A 38-year-old man in Texas has been reunited with his birth mother after learning he was stolen at birth and placed for adoption.
Tyler Graf was raised in Minnesota “by a very loving, caring family,” who adopted the Chilean boy as a baby. Records claimed that Graf was born to 26-year-old Hilda del Carmen Quezada, who reportedly gave him up due to financial instability.
However, when Quezada, now 65, gave birth to her son — whom she planned to name Sergio — in Temuco, Chile, in 1983, she awoke from anesthesia and was told that her son had died. She was not even allowed to see the corpse.
It turned out he was taken as part of a complex international trafficking network that was organized throughout the world and included a network of medical professionals, the Chilean government and the Catholic Church, ABC News’ “Good Morning America” reported.
It is estimated that nearly 8,000 to 12,000 children were illegally or forcibly adopted in Chile in the 1970s and ’80s during Augusto Pinochet’s reign, Graf’s attorney, Anthony Clarkson, told Click2Houston.
Graf always knew he was adopted — and struggled with resentment toward his birth mother.
“I never thought that any excuse would be good enough,” he told the New York Times. “I carried that animosity, that chip on my shoulder, my whole life.”
Despite his hostility, Graf lived an otherwise happy life in America, unaware that he was trafficked for adoption, and he became a firefighter in Houston, where he lived with his wife and infant son.
However, when a Chilean firefighter came to Houston for a work foreign exchange training years ago, he told Graf that his mother, Marisol Rodríguez, ran a Chilean nonprofit, Hijos y Madres del Silencio, that works to reconnect families separated by illegal and forced adoptions in the country.
Last year, Graf finally learned his full story — as did his birth mother.
She remembered how she never forgot the heartbreaking loss and mourned her son on his birthday every year — until she received a call from Hijos y Madres del Silencio in May 2021.
“I couldn’t digest the information,” she told the Times. “I couldn’t grasp what was happening.

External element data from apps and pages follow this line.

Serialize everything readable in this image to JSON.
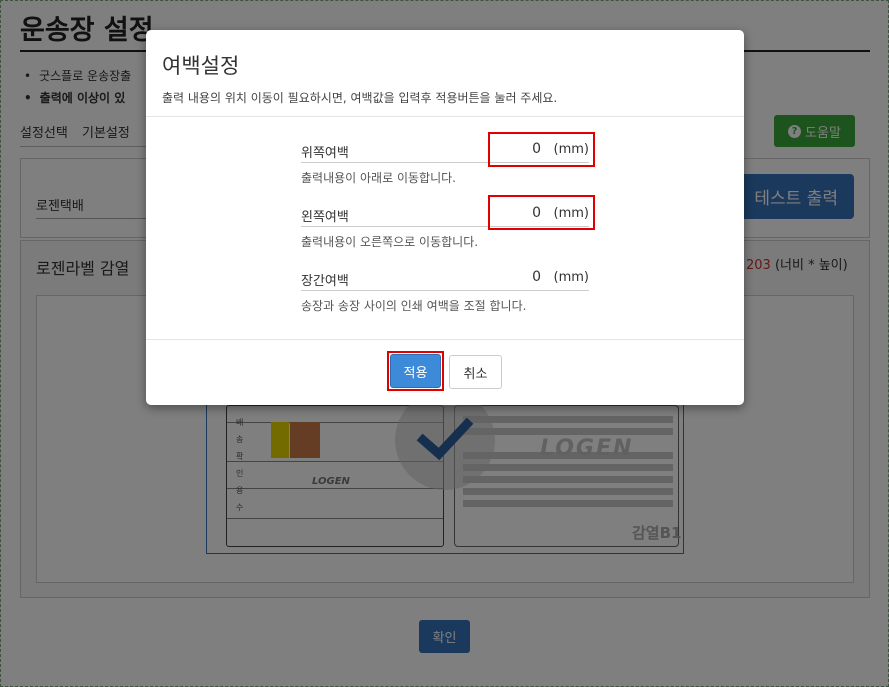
{
  "page": {
    "title": "운송장 설정",
    "notices": [
      "굿스플로 운송장출",
      "출력에 이상이 있"
    ],
    "tabs": [
      "설정선택",
      "기본설정"
    ],
    "help_button": "도움말",
    "carrier": "로젠택배",
    "test_print_button": "테스트 출력",
    "label_title": "로젠라벨 감열",
    "label_size_highlight": "203",
    "label_size_suffix": "(너비 * 높이)",
    "confirm_button": "확인"
  },
  "label_preview": {
    "vertical_text": [
      "배",
      "송",
      "확",
      "인",
      "용",
      "수"
    ],
    "logo_text": "LOGEN",
    "thermal_tag": "감열B1"
  },
  "modal": {
    "title": "여백설정",
    "description": "출력 내용의 위치 이동이 필요하시면, 여백값을 입력후 적용버튼을 눌러 주세요.",
    "fields": [
      {
        "label": "위쪽여백",
        "value": "0",
        "unit": "(mm)",
        "help": "출력내용이 아래로 이동합니다."
      },
      {
        "label": "왼쪽여백",
        "value": "0",
        "unit": "(mm)",
        "help": "출력내용이 오른쪽으로 이동합니다."
      },
      {
        "label": "장간여백",
        "value": "0",
        "unit": "(mm)",
        "help": "송장과 송장 사이의 인쇄 여백을 조절 합니다."
      }
    ],
    "apply_button": "적용",
    "cancel_button": "취소"
  },
  "colors": {
    "primary": "#3472b8",
    "success": "#3aa63a",
    "highlight": "#e00000",
    "accent_red": "#c9302c"
  },
  "icons": [
    "question-circle-icon",
    "checkmark-icon"
  ]
}
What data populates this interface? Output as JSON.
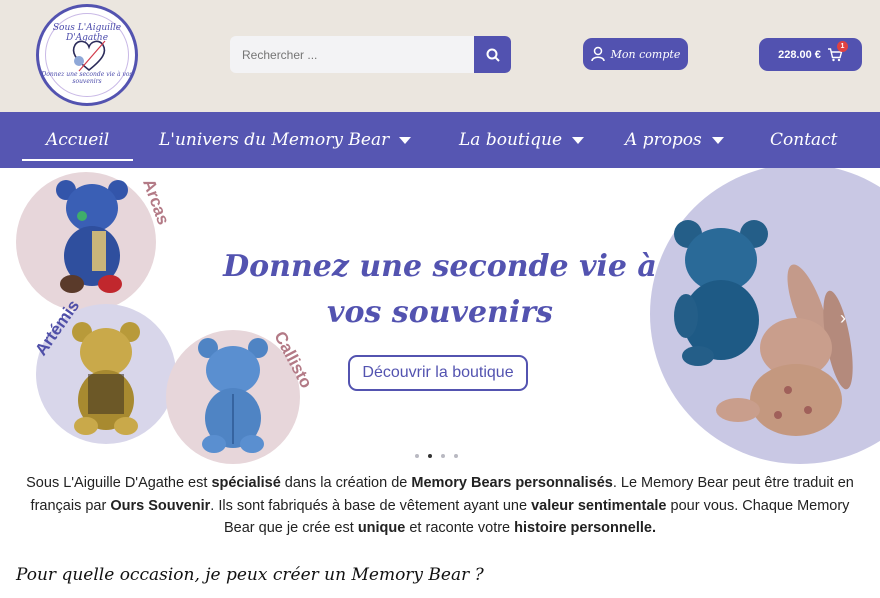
{
  "header": {
    "logo": {
      "top_text": "Sous L'Aiguille D'Agathe",
      "bottom_text": "Donnez une seconde vie à vos souvenirs"
    },
    "search": {
      "placeholder": "Rechercher ...",
      "icon": "search-icon"
    },
    "account": {
      "label": "Mon compte",
      "icon": "user-icon"
    },
    "cart": {
      "total": "228.00 €",
      "count": "1",
      "icon": "cart-icon"
    },
    "colors": {
      "accent": "#5252b0",
      "background": "#ebe6df"
    }
  },
  "nav": {
    "items": [
      {
        "label": "Accueil",
        "has_dropdown": false,
        "active": true
      },
      {
        "label": "L'univers du Memory Bear",
        "has_dropdown": true
      },
      {
        "label": "La boutique",
        "has_dropdown": true
      },
      {
        "label": "A propos",
        "has_dropdown": true
      },
      {
        "label": "Contact",
        "has_dropdown": false
      }
    ]
  },
  "hero": {
    "title": "Donnez une seconde vie à vos souvenirs",
    "button": "Découvrir la boutique",
    "bears": [
      {
        "name": "Arcas"
      },
      {
        "name": "Artémis"
      },
      {
        "name": "Callisto"
      }
    ],
    "slides": 4,
    "active_slide": 2
  },
  "intro": {
    "p1": "Sous L'Aiguille D'Agathe est ",
    "b1": "spécialisé",
    "p2": " dans la création de ",
    "b2": "Memory Bears personnalisés",
    "p3": ". Le Memory Bear peut être traduit en français par ",
    "b3": "Ours Souvenir",
    "p4": ". Ils sont fabriqués à base de vêtement ayant une ",
    "b4": "valeur sentimentale",
    "p5": " pour vous. Chaque Memory Bear que je crée est ",
    "b5": "unique",
    "p6": " et raconte votre ",
    "b6": "histoire personnelle."
  },
  "section": {
    "heading": "Pour quelle occasion, je peux créer un Memory Bear ?"
  }
}
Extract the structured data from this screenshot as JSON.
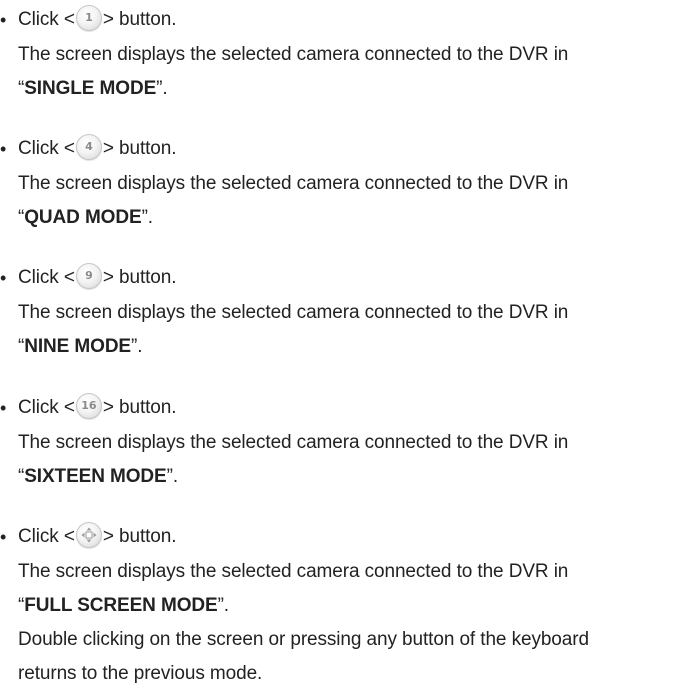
{
  "items": [
    {
      "click_prefix": "Click <",
      "icon_label": "1",
      "icon_name": "single-mode-icon",
      "click_suffix": "> button.",
      "desc": "The screen displays the selected camera connected to the DVR in",
      "mode_open_quote": "“",
      "mode_name": "SINGLE MODE",
      "mode_close_quote": "”."
    },
    {
      "click_prefix": "Click <",
      "icon_label": "4",
      "icon_name": "quad-mode-icon",
      "click_suffix": "> button.",
      "desc": "The screen displays the selected camera connected to the DVR in",
      "mode_open_quote": "“",
      "mode_name": "QUAD MODE",
      "mode_close_quote": "”."
    },
    {
      "click_prefix": "Click <",
      "icon_label": "9",
      "icon_name": "nine-mode-icon",
      "click_suffix": "> button.",
      "desc": "The screen displays the selected camera connected to the DVR in",
      "mode_open_quote": "“",
      "mode_name": "NINE MODE",
      "mode_close_quote": "”."
    },
    {
      "click_prefix": "Click <",
      "icon_label": "16",
      "icon_name": "sixteen-mode-icon",
      "click_suffix": "> button.",
      "desc": "The screen displays the selected camera connected to the DVR in",
      "mode_open_quote": "“",
      "mode_name": "SIXTEEN MODE",
      "mode_close_quote": "”."
    },
    {
      "click_prefix": "Click <",
      "icon_label": "",
      "icon_name": "full-screen-move-icon",
      "click_suffix": "> button.",
      "desc": "The screen displays the selected camera connected to the DVR in",
      "mode_open_quote": "“",
      "mode_name": "FULL SCREEN MODE",
      "mode_close_quote": "”.",
      "extra_line_1": "Double clicking on the screen or pressing any button of the keyboard",
      "extra_line_2": "returns to the previous mode."
    }
  ],
  "bullet_char": "•"
}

Every muscle in my body tightened up and squeezed the tears in my eyes. I felt like I had been hit by a bat and was seeing stars.”
“I wanted to scream. I questioned a lot of things. The thought of if he was loved, if he ate well, if he spent time cold,” she told “Good Morning America.”
Their connection was confirmed soon after via the results of a DNA test.
“I can’t imagine what my birth mother went through when she lost me and grieved my death,” Graf told Click2Houston. But he has been excited to get to know his birth mother — as well as three sisters he didn’t know about — as he maintains his relationship with his adoptive family, who had no idea of the nefarious details of his adoption.
The newly completed family quickly began getting to know each other over Zoom before Quezada boarded a flight — her first ever — to meet her son and hold him in her arms last year.
“It was the closest hug,” Graf recounted. “They just left us alone in each other’s arms and we hugged and she kissed me and we just stood there crying.”
Graf has since flown to Chile for the first time to meet with his mother and sisters in his birthplace.
However, he is faced with a difficult situation.
“Now, I’m in between families. I do not want to hurt my adoptive parents’ feelings or my birth mother’s feelings, so it is kind of a fine balance right now,” he explained. “I’m trying to figure where I fit in the middle of all this.”
However, Graf has also since founded his own nonprofit, Connecting Roots, which spreads awareness of the horrific trafficking scheme and provides free DNA tests to help families accelerate their own reunions, noting that many of the mothers impacted by these crimes are entering their elder years.
“We’re making up for 38 years of lost time,” he said. “Time we can’t get back.”